**Your assignment**
Every word of the data must be reproduced in your reply exactly.

══════════════════════════════

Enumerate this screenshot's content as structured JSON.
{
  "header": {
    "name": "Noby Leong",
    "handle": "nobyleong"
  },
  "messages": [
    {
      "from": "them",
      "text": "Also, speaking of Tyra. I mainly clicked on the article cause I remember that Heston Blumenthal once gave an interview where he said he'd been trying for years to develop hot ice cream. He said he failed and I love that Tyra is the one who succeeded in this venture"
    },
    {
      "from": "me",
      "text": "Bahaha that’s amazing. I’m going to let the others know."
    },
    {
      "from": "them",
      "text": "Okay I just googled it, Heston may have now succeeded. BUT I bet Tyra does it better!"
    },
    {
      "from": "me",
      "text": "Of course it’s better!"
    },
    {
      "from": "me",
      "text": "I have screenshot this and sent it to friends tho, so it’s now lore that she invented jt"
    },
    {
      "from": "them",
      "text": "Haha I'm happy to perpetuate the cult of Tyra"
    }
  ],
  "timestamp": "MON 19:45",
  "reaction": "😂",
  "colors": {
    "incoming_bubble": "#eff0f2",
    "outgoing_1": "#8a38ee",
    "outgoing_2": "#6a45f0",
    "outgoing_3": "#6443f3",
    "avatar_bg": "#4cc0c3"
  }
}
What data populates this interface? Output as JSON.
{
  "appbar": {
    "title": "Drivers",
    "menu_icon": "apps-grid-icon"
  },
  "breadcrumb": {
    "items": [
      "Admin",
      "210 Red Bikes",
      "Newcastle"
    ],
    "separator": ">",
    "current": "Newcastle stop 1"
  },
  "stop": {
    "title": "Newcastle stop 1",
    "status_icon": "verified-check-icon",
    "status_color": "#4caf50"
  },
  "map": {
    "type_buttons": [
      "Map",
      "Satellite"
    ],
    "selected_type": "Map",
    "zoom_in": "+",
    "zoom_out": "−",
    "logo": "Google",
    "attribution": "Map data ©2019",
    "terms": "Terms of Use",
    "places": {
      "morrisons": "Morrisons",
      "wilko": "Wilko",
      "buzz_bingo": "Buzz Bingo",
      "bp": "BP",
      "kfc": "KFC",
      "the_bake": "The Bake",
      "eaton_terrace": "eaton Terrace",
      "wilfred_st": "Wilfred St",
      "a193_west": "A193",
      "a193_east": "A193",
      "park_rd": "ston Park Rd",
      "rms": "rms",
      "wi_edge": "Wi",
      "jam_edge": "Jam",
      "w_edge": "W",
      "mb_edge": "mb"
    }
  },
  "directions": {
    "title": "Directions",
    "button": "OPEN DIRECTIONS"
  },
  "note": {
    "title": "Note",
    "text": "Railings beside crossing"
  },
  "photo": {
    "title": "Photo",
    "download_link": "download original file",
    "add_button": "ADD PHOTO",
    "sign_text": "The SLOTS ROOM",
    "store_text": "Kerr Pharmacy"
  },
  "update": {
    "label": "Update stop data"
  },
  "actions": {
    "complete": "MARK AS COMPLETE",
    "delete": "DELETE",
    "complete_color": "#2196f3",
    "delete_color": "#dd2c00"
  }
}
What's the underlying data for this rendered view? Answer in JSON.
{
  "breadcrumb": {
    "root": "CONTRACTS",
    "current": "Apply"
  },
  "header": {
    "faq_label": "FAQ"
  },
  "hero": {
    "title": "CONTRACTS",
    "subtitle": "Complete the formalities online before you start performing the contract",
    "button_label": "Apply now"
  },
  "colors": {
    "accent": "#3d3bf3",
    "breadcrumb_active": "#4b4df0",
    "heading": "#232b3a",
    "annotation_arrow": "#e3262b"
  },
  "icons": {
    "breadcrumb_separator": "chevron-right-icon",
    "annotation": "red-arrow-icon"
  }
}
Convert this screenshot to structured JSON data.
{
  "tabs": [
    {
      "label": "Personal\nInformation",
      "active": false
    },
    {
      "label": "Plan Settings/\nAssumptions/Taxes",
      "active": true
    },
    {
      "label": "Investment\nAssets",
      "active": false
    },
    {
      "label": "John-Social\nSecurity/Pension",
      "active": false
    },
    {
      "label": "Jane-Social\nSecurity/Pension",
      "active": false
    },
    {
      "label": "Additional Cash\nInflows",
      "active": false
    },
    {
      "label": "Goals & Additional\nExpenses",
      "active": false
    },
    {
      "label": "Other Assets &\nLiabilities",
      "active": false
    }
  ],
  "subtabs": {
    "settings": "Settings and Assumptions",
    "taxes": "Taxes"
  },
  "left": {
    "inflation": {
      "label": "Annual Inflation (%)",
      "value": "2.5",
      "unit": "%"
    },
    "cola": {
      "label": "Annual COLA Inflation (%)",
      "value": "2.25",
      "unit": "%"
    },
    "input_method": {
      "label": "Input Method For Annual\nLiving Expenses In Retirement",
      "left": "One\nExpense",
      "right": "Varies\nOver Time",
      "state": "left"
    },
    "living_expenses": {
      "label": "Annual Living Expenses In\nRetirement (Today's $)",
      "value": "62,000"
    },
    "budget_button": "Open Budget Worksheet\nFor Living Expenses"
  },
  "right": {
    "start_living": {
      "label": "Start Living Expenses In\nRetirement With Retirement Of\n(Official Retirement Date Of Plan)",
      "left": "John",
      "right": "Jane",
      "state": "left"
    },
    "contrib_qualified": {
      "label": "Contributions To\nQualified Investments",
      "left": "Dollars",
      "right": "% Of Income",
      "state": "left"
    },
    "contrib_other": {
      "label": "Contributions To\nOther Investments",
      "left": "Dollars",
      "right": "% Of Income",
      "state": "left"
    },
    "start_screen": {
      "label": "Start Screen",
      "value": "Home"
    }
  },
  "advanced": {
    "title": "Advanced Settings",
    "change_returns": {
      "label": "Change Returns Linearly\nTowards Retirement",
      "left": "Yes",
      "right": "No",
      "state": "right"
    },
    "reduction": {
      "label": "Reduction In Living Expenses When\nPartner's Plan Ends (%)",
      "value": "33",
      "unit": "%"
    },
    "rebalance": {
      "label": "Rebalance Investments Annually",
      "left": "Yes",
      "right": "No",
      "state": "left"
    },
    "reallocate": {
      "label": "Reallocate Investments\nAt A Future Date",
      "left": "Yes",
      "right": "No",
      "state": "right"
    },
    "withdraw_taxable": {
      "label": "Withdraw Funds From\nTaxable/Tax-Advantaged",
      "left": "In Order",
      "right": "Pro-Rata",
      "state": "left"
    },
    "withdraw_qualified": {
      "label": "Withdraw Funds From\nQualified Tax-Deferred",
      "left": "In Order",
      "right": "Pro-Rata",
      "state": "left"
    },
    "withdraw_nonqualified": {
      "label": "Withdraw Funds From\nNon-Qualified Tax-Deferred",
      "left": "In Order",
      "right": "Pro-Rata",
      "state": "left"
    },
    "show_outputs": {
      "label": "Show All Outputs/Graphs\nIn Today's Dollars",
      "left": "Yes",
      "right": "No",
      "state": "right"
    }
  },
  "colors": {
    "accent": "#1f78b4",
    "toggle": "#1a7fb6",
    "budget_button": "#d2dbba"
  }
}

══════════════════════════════

**Solution for this problem**
Enumerate this screenshot's content as structured JSON.
{
  "header": {
    "name": "Noby Leong",
    "handle": "nobyleong"
  },
  "messages": [
    {
      "from": "them",
      "text": "Also, speaking of Tyra. I mainly clicked on the article cause I remember that Heston Blumenthal once gave an interview where he said he'd been trying for years to develop hot ice cream. He said he failed and I love that Tyra is the one who succeeded in this venture"
    },
    {
      "from": "me",
      "text": "Bahaha that’s amazing. I’m going to let the others know."
    },
    {
      "from": "them",
      "text": "Okay I just googled it, Heston may have now succeeded. BUT I bet Tyra does it better!"
    },
    {
      "from": "me",
      "text": "Of course it’s better!"
    },
    {
      "from": "me",
      "text": "I have screenshot this and sent it to friends tho, so it’s now lore that she invented jt"
    },
    {
      "from": "them",
      "text": "Haha I'm happy to perpetuate the cult of Tyra"
    }
  ],
  "timestamp": "MON 19:45",
  "reaction": "😂",
  "colors": {
    "incoming_bubble": "#eff0f2",
    "outgoing_1": "#8a38ee",
    "outgoing_2": "#6a45f0",
    "outgoing_3": "#6443f3",
    "avatar_bg": "#4cc0c3"
  }
}
What data populates this interface? Output as JSON.
{
  "appbar": {
    "title": "Drivers",
    "menu_icon": "apps-grid-icon"
  },
  "breadcrumb": {
    "items": [
      "Admin",
      "210 Red Bikes",
      "Newcastle"
    ],
    "separator": ">",
    "current": "Newcastle stop 1"
  },
  "stop": {
    "title": "Newcastle stop 1",
    "status_icon": "verified-check-icon",
    "status_color": "#4caf50"
  },
  "map": {
    "type_buttons": [
      "Map",
      "Satellite"
    ],
    "selected_type": "Map",
    "zoom_in": "+",
    "zoom_out": "−",
    "logo": "Google",
    "attribution": "Map data ©2019",
    "terms": "Terms of Use",
    "places": {
      "morrisons": "Morrisons",
      "wilko": "Wilko",
      "buzz_bingo": "Buzz Bingo",
      "bp": "BP",
      "kfc": "KFC",
      "the_bake": "The Bake",
      "eaton_terrace": "eaton Terrace",
      "wilfred_st": "Wilfred St",
      "a193_west": "A193",
      "a193_east": "A193",
      "park_rd": "ston Park Rd",
      "rms": "rms",
      "wi_edge": "Wi",
      "jam_edge": "Jam",
      "w_edge": "W",
      "mb_edge": "mb"
    }
  },
  "directions": {
    "title": "Directions",
    "button": "OPEN DIRECTIONS"
  },
  "note": {
    "title": "Note",
    "text": "Railings beside crossing"
  },
  "photo": {
    "title": "Photo",
    "download_link": "download original file",
    "add_button": "ADD PHOTO",
    "sign_text": "The SLOTS ROOM",
    "store_text": "Kerr Pharmacy"
  },
  "update": {
    "label": "Update stop data"
  },
  "actions": {
    "complete": "MARK AS COMPLETE",
    "delete": "DELETE",
    "complete_color": "#2196f3",
    "delete_color": "#dd2c00"
  }
}
What's the underlying data for this rendered view? Answer in JSON.
{
  "breadcrumb": {
    "root": "CONTRACTS",
    "current": "Apply"
  },
  "header": {
    "faq_label": "FAQ"
  },
  "hero": {
    "title": "CONTRACTS",
    "subtitle": "Complete the formalities online before you start performing the contract",
    "button_label": "Apply now"
  },
  "colors": {
    "accent": "#3d3bf3",
    "breadcrumb_active": "#4b4df0",
    "heading": "#232b3a",
    "annotation_arrow": "#e3262b"
  },
  "icons": {
    "breadcrumb_separator": "chevron-right-icon",
    "annotation": "red-arrow-icon"
  }
}
Convert this screenshot to structured JSON data.
{
  "tabs": [
    {
      "label": "Personal\nInformation",
      "active": false
    },
    {
      "label": "Plan Settings/\nAssumptions/Taxes",
      "active": true
    },
    {
      "label": "Investment\nAssets",
      "active": false
    },
    {
      "label": "John-Social\nSecurity/Pension",
      "active": false
    },
    {
      "label": "Jane-Social\nSecurity/Pension",
      "active": false
    },
    {
      "label": "Additional Cash\nInflows",
      "active": false
    },
    {
      "label": "Goals & Additional\nExpenses",
      "active": false
    },
    {
      "label": "Other Assets &\nLiabilities",
      "active": false
    }
  ],
  "subtabs": {
    "settings": "Settings and Assumptions",
    "taxes": "Taxes"
  },
  "left": {
    "inflation": {
      "label": "Annual Inflation (%)",
      "value": "2.5",
      "unit": "%"
    },
    "cola": {
      "label": "Annual COLA Inflation (%)",
      "value": "2.25",
      "unit": "%"
    },
    "input_method": {
      "label": "Input Method For Annual\nLiving Expenses In Retirement",
      "left": "One\nExpense",
      "right": "Varies\nOver Time",
      "state": "left"
    },
    "living_expenses": {
      "label": "Annual Living Expenses In\nRetirement (Today's $)",
      "value": "62,000"
    },
    "budget_button": "Open Budget Worksheet\nFor Living Expenses"
  },
  "right": {
    "start_living": {
      "label": "Start Living Expenses In\nRetirement With Retirement Of\n(Official Retirement Date Of Plan)",
      "left": "John",
      "right": "Jane",
      "state": "left"
    },
    "contrib_qualified": {
      "label": "Contributions To\nQualified Investments",
      "left": "Dollars",
      "right": "% Of Income",
      "state": "left"
    },
    "contrib_other": {
      "label": "Contributions To\nOther Investments",
      "left": "Dollars",
      "right": "% Of Income",
      "state": "left"
    },
    "start_screen": {
      "label": "Start Screen",
      "value": "Home"
    }
  },
  "advanced": {
    "title": "Advanced Settings",
    "change_returns": {
      "label": "Change Returns Linearly\nTowards Retirement",
      "left": "Yes",
      "right": "No",
      "state": "right"
    },
    "reduction": {
      "label": "Reduction In Living Expenses When\nPartner's Plan Ends (%)",
      "value": "33",
      "unit": "%"
    },
    "rebalance": {
      "label": "Rebalance Investments Annually",
      "left": "Yes",
      "right": "No",
      "state": "left"
    },
    "reallocate": {
      "label": "Reallocate Investments\nAt A Future Date",
      "left": "Yes",
      "right": "No",
      "state": "right"
    },
    "withdraw_taxable": {
      "label": "Withdraw Funds From\nTaxable/Tax-Advantaged",
      "left": "In Order",
      "right": "Pro-Rata",
      "state": "left"
    },
    "withdraw_qualified": {
      "label": "Withdraw Funds From\nQualified Tax-Deferred",
      "left": "In Order",
      "right": "Pro-Rata",
      "state": "left"
    },
    "withdraw_nonqualified": {
      "label": "Withdraw Funds From\nNon-Qualified Tax-Deferred",
      "left": "In Order",
      "right": "Pro-Rata",
      "state": "left"
    },
    "show_outputs": {
      "label": "Show All Outputs/Graphs\nIn Today's Dollars",
      "left": "Yes",
      "right": "No",
      "state": "right"
    }
  },
  "colors": {
    "accent": "#1f78b4",
    "toggle": "#1a7fb6",
    "budget_button": "#d2dbba"
  }
}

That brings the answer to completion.